RAMASELA GANDA: Yes, I am. Just maybe to put it on record, we had a 530-odd fleet that was with the city, but it was really the end of the contract. And how the business works, at the end of each contract, because it’s a lease agreement, you collect the fleet, you inspect it, you [inaudible] it and, as we’ve indicated, we also sell it in our car [sales] side. So there was nothing untoward with regard to us collecting our fleet. It was just the normal process of the end of contract.
Unfortunately for the City of Johannesburg, they have not appointed the replacement and that was bit disruptive on their side. But from a contextual point of view, we were doing exactly what we normally do with any other – whether private or public – company. The public [sector] company is an important part of our ecosystem as a country, and where there is a need then we’ll look at it. But in general we treat every contract the same and we do [not handle them] in any way different from any other end of contract. And that’s basically what we do – and that’s what we did.
FIFI PETERS: Ma’am, a parting shot. On listing day, if everything goes according to plan, the general public will be able to buy shares of Zeda on the JSE, particularly those retail investors who like to do a little bit of their own portfolio management on the various applications where you can buy and sell your own shares. So why should they consider investing in you? What are you bringing to their table?
RAMASELA GANDA: Firstly, our portfolios have indicated that […] the asset that we have now is unique. We are sector-leading, delivering a 32.7% upper return on equity [which] you would struggle to find in a similar area – any company that can give you this level of return on equity.
One thing about our business when you look at short-term car rental, we keep our cars for 12 months. So we generate cash in this business because in every 12-month cycle we buy, we utilise through short-term car rental, and based on the kilometres there it can even be out [for sale on the used vehicle market]. We generate cash. So we are able to reimburse our cash efficiently back into our business and allow ourselves for growth. So we are investing in a company that does generate cash on short-term rental. Obviously in the leasing business, long lead times go into that cycle. But more importantly you will get a decent return on equity.
We are a well-run business. We hold ourselves to high standards of governance; that’s why everything that we do, and any investor will really benefit from the appreciation out of this valuation.

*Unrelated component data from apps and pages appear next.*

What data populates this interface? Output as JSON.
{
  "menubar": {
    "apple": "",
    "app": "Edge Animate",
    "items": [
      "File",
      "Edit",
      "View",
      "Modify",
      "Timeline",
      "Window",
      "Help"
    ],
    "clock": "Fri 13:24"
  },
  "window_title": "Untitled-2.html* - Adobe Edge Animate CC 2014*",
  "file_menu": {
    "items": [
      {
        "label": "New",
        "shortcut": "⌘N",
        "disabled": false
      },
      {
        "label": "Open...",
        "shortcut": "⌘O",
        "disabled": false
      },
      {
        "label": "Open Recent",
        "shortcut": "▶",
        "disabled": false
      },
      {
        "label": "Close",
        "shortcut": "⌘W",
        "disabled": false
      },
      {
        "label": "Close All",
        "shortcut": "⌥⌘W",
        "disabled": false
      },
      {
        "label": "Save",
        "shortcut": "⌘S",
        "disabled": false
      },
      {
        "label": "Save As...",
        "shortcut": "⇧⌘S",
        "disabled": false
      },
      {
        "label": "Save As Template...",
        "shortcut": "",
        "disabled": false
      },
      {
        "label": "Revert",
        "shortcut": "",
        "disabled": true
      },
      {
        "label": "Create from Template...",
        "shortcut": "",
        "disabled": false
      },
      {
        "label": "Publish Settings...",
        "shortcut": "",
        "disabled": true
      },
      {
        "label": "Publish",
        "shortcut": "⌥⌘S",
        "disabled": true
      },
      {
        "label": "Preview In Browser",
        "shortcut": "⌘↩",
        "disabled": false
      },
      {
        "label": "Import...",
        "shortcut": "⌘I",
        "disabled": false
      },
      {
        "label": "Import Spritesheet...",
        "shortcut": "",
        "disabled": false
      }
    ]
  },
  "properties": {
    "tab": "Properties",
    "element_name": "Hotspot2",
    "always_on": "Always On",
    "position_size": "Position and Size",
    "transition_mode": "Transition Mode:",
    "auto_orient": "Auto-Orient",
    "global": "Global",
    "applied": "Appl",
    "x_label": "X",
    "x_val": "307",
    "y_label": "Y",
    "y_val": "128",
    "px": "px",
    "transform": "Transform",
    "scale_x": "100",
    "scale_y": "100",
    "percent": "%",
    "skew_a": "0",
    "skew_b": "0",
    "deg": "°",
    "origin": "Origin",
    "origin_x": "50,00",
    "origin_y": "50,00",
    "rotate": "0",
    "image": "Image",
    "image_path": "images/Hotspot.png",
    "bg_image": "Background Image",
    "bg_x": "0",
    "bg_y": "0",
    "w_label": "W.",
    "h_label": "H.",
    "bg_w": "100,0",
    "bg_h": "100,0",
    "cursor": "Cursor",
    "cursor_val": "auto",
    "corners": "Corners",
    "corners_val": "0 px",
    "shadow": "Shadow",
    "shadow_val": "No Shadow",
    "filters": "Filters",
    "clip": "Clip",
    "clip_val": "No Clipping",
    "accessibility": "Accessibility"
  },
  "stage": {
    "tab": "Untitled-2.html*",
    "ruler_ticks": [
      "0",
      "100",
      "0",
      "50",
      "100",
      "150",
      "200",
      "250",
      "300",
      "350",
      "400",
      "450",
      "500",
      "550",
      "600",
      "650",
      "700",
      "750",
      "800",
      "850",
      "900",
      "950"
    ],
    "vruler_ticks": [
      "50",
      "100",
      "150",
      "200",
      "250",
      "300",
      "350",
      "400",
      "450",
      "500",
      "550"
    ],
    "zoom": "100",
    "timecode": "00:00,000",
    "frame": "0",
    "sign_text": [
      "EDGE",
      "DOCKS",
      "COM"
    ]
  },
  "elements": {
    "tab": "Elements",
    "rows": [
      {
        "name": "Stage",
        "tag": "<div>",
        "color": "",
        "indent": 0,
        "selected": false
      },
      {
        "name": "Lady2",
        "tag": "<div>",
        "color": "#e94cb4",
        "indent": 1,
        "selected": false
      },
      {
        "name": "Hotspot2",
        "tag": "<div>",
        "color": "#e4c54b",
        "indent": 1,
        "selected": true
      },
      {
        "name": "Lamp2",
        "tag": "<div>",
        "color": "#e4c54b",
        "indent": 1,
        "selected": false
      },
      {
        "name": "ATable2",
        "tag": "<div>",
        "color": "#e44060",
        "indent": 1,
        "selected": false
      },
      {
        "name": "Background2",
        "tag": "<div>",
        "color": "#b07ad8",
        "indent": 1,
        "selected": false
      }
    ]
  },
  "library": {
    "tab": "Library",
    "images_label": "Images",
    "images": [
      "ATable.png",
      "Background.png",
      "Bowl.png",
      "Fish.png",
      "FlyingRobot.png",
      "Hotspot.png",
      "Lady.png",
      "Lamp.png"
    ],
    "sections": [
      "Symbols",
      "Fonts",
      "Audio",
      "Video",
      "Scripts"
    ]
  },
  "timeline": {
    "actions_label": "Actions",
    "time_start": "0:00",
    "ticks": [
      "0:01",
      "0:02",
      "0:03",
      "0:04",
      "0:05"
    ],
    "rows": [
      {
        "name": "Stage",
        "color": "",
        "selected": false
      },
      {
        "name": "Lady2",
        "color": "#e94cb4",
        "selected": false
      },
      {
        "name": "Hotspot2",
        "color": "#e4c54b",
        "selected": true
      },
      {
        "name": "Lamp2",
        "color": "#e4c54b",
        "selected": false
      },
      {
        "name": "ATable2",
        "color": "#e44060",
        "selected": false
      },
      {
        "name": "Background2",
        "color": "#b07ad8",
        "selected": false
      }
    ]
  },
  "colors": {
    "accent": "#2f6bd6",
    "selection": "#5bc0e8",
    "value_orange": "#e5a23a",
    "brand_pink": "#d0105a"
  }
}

FIFI PETERS: All right, we’ll see then. Ramasela Ganda, the CEO of Zeda, was just talking to us about the upcoming listing of the company on the JSE’s main board next month.